(Reuters) – TotalEnergies’ (TTEF.PA) Chief Executive Patrick Pouyanne will visit Suriname next week with the possibility of “good news” on developing oil projects in the South American country, he said on Wednesday at a conference.
France’s TotalEnergies (TTEF.PA) and partner U.S. APA Corp (APA.O) are expected to make a final investment decision by the end of 2024 for block 58, Suriname’s most promising offshore oil area, which could advance the project to the development phase.
Suriname’s President Chan Santokhi last week said on local TV that a top energy executive would visit the country next week to do “big announcements.” “The oil and gas are there,” he added.
But government officials have later downplayed the visit, saying the very expected final investment decision, a crucial stage in mega energy projects to determine whether to go ahead with the project, might not come so soon.
“We have in Suriname a field of oil, which is big enough to launch a sizeable deepwater development, but I will reveal all the details to the Suriname president,” Pouyanne said at the Barclays CEO-Energy Power Conference in New York.
The block 58 has been closely watched as it is adjacent to Exxon Mobil’s (XOM.N) massive area in Guyana, and could become Suriname’s first commercial offshore project. Current oil output in the South American country is solely focused onshore.
Suriname’s state-run oil firm Staatsolie has participation rights of up to 20% if a development plan is approved.
Pouyanne had said in April at the company’s first quarter results webcast that 2023 would be a very important year for TotalEnergies in Suriname and Namibia in Africa.
Total declined to elaborate further.
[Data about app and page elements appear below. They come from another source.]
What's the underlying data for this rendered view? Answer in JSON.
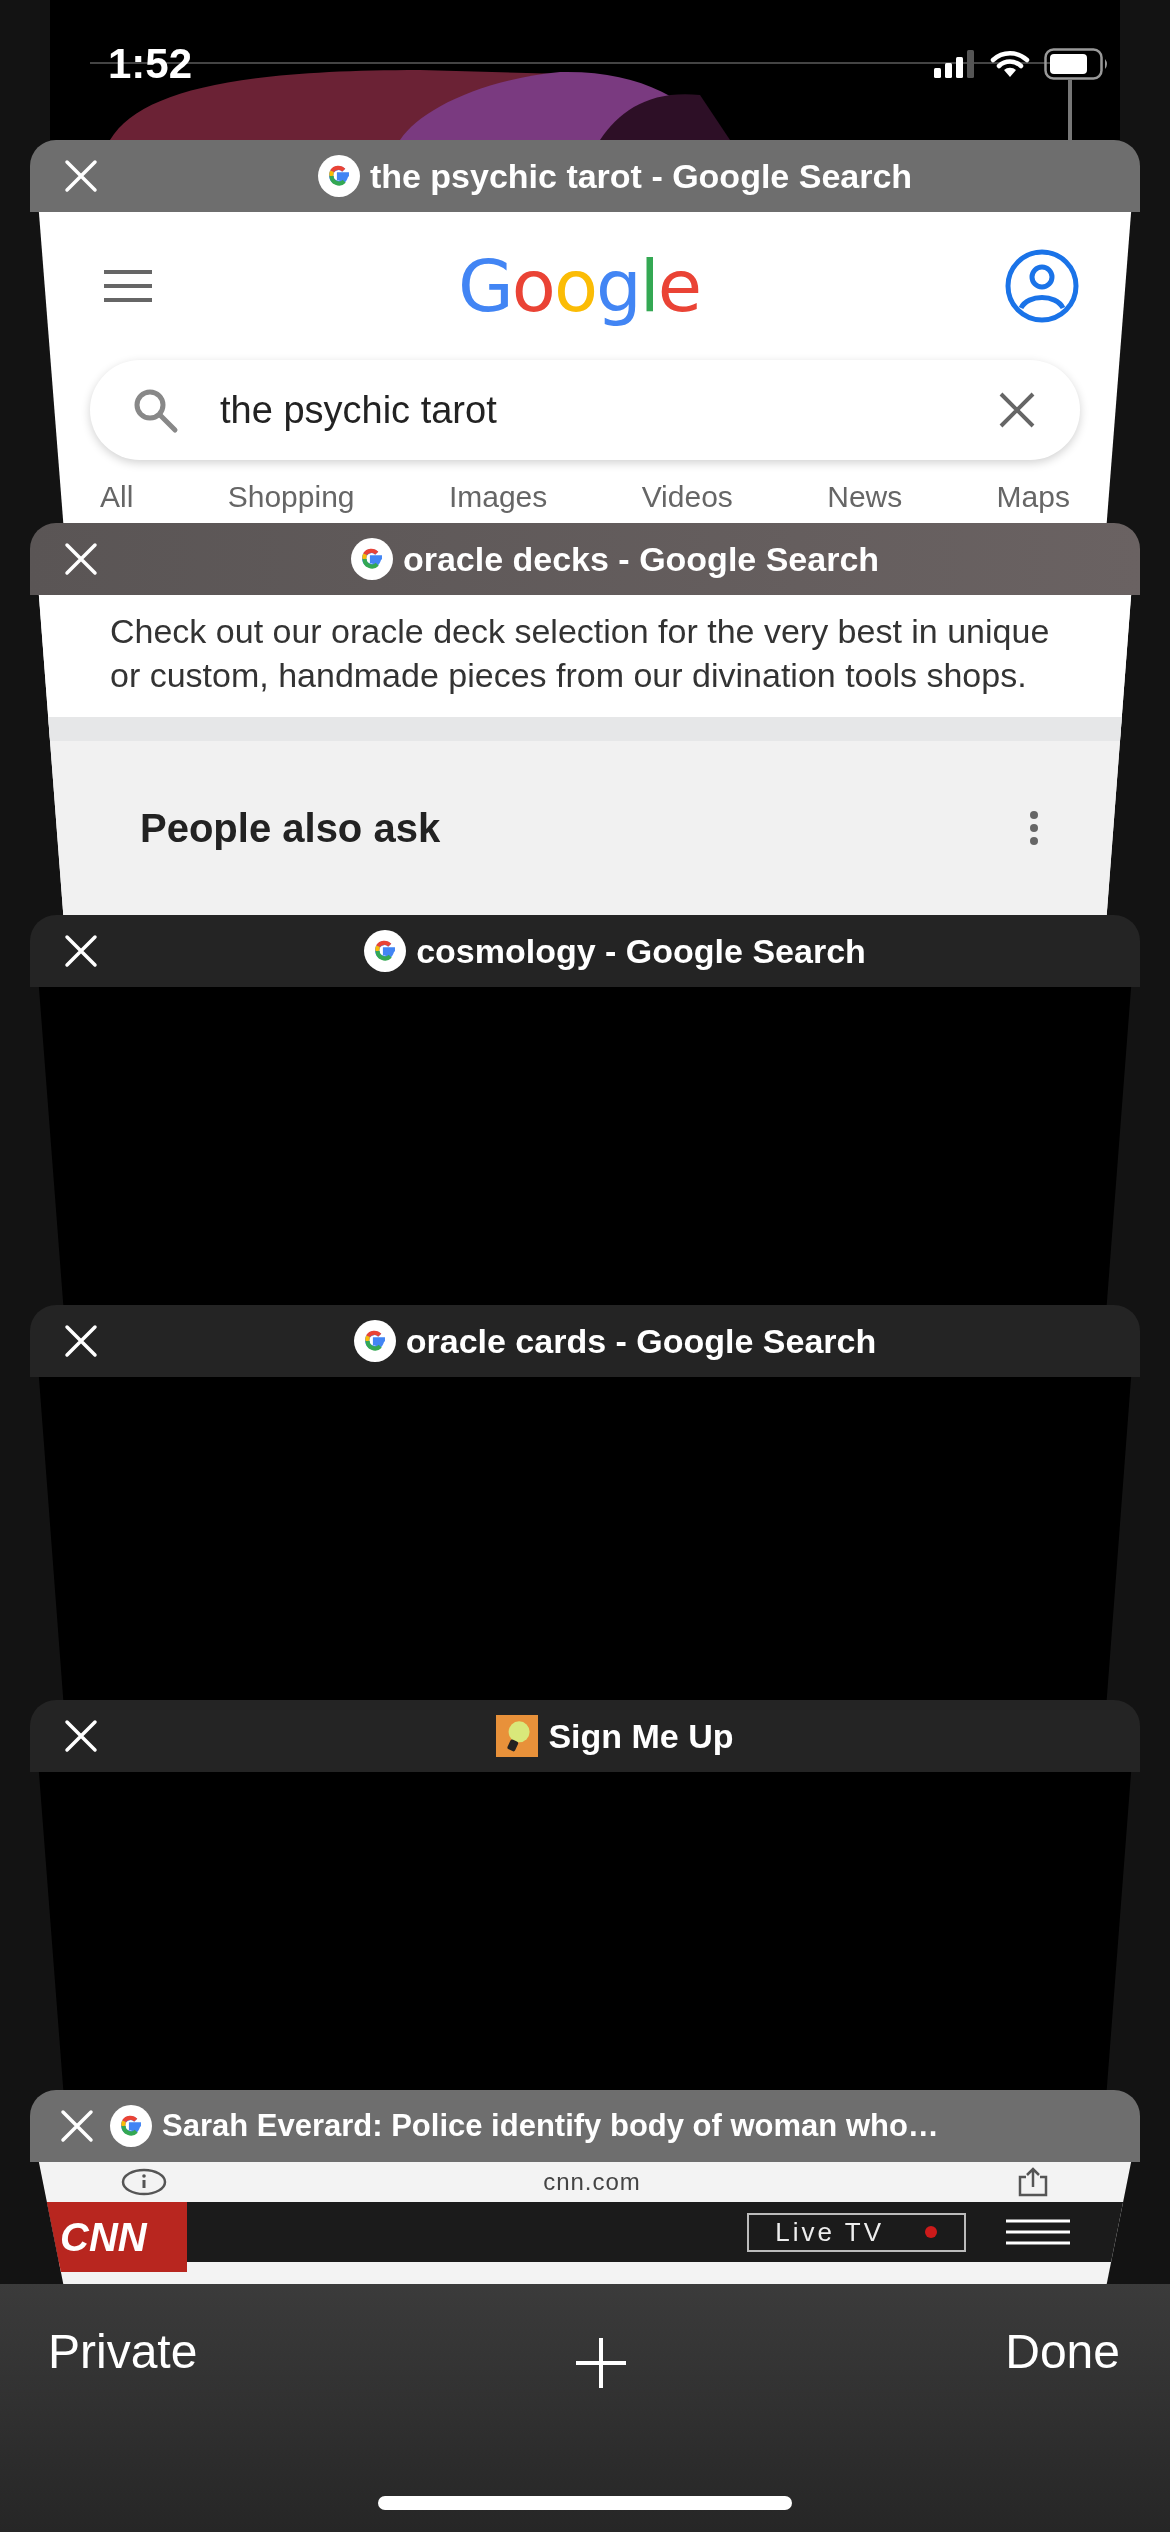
{
  "status_bar": {
    "time": "1:52"
  },
  "tabs": [
    {
      "kind": "google",
      "title": "the psychic tarot - Google Search",
      "preview": {
        "kind": "google_home",
        "logo": "Google",
        "search_value": "the psychic tarot",
        "filters": [
          "All",
          "Shopping",
          "Images",
          "Videos",
          "News",
          "Maps"
        ]
      }
    },
    {
      "kind": "google",
      "title": "oracle decks - Google Search",
      "preview": {
        "kind": "results",
        "snippet": "Check out our oracle deck selection for the very best in unique or custom, handmade pieces from our divination tools shops.",
        "section": "People also ask"
      }
    },
    {
      "kind": "google",
      "title": "cosmology - Google Search",
      "preview": {
        "kind": "blank"
      }
    },
    {
      "kind": "google",
      "title": "oracle cards - Google Search",
      "preview": {
        "kind": "blank"
      }
    },
    {
      "kind": "site",
      "title": "Sign Me Up",
      "preview": {
        "kind": "blank"
      }
    },
    {
      "kind": "google",
      "title": "Sarah Everard: Police identify body of woman who…",
      "preview": {
        "kind": "news",
        "domain": "cnn.com",
        "logo": "CNN",
        "live_label": "Live TV"
      }
    }
  ],
  "toolbar": {
    "left": "Private",
    "right": "Done"
  }
}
APA declined to comment.
In early 2022, TotalEnergies and APA announced a discovery of oil and gas at the Krabdagu-1 well, which followed previous findings at Maka, Kwaskwasi, Sapakara and Keskesi, all at the prolific offshore block 58, operated by TotalEnergies with a 50% working interest.
After progressing in well appraisal, APA said last month the companies had confirmed oil resources of more than 800 million barrels at Sapakara and Krabdagu.
Pouyanné in April said the group was designing a cluster combining resources in different portions of the area, while planning a low oil-to-gas ratio to secure “an efficient development” in Suriname.